App and web page records

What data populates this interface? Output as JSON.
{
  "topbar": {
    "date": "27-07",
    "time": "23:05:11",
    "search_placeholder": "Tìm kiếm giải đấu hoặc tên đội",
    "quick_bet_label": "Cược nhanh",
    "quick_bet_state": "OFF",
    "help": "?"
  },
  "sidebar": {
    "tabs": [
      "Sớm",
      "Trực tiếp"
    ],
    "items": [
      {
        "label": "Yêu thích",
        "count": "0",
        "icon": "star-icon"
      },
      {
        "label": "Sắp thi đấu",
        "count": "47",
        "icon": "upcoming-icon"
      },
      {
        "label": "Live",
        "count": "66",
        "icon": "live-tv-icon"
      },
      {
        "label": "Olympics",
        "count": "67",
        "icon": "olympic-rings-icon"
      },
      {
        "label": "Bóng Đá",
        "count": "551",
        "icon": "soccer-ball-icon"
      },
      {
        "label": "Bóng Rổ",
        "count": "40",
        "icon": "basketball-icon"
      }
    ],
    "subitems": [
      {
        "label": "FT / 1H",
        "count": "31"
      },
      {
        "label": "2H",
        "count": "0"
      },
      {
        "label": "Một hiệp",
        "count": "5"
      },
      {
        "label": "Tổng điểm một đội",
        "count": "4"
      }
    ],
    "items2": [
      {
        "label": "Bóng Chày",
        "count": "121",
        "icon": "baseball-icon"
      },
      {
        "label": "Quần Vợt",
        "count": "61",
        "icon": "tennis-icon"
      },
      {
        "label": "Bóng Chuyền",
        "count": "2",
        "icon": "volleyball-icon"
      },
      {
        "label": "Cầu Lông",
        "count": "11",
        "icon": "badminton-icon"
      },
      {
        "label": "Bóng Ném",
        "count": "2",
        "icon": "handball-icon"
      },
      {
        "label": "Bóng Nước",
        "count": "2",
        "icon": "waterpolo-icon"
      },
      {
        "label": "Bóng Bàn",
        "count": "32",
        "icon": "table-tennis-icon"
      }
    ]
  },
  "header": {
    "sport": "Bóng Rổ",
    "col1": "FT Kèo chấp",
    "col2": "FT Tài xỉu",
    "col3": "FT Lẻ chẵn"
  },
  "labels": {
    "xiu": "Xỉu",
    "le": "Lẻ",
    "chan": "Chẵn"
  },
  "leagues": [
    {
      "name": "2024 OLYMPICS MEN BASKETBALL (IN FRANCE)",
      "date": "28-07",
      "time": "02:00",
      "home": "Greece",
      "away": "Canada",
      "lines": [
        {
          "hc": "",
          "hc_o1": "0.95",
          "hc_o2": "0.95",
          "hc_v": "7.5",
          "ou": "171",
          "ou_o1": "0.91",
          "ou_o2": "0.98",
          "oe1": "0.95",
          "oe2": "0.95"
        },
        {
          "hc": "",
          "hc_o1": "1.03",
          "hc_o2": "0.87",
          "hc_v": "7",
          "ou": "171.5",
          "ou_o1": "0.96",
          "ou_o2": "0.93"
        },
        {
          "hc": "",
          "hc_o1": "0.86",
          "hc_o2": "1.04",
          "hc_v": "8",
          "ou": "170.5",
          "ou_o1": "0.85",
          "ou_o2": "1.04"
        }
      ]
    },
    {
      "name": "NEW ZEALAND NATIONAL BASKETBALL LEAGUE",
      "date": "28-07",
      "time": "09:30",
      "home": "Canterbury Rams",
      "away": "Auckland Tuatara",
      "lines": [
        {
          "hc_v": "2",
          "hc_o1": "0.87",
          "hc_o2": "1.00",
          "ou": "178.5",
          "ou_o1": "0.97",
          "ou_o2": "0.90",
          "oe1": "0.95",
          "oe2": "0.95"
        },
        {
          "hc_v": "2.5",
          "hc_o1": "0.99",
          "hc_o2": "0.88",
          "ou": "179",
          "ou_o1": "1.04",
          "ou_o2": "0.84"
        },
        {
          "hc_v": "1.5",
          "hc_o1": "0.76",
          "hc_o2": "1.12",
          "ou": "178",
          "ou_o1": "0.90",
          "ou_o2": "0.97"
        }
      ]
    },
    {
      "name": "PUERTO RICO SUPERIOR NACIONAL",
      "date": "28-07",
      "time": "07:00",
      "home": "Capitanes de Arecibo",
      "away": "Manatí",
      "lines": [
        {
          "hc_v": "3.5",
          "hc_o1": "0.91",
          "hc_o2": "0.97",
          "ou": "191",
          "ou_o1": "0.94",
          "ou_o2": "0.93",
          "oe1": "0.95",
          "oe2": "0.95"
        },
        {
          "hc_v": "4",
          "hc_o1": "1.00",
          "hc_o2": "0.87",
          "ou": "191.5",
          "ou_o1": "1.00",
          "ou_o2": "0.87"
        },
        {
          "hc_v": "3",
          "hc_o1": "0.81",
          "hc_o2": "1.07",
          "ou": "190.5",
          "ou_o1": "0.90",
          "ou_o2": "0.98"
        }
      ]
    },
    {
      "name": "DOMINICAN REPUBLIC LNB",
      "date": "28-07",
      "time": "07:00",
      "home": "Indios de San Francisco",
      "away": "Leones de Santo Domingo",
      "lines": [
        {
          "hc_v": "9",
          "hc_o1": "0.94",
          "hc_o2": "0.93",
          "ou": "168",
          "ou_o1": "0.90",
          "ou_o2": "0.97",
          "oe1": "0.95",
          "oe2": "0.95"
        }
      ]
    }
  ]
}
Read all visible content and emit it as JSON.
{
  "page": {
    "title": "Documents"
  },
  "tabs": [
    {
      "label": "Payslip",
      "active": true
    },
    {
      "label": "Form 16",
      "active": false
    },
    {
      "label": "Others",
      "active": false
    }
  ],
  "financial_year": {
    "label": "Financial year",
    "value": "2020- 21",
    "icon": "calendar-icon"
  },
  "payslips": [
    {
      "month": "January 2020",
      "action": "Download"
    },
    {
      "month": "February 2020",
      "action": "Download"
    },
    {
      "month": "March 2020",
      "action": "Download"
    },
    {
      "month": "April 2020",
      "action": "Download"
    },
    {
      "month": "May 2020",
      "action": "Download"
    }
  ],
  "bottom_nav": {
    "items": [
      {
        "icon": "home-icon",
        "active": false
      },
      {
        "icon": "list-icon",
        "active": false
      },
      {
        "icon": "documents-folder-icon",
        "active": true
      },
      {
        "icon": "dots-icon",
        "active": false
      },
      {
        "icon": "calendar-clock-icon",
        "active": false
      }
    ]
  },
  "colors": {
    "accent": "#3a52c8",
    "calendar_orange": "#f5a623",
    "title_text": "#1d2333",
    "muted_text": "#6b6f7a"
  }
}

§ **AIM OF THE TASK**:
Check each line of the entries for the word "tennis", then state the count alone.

§ **ANSWER SECTION**:
2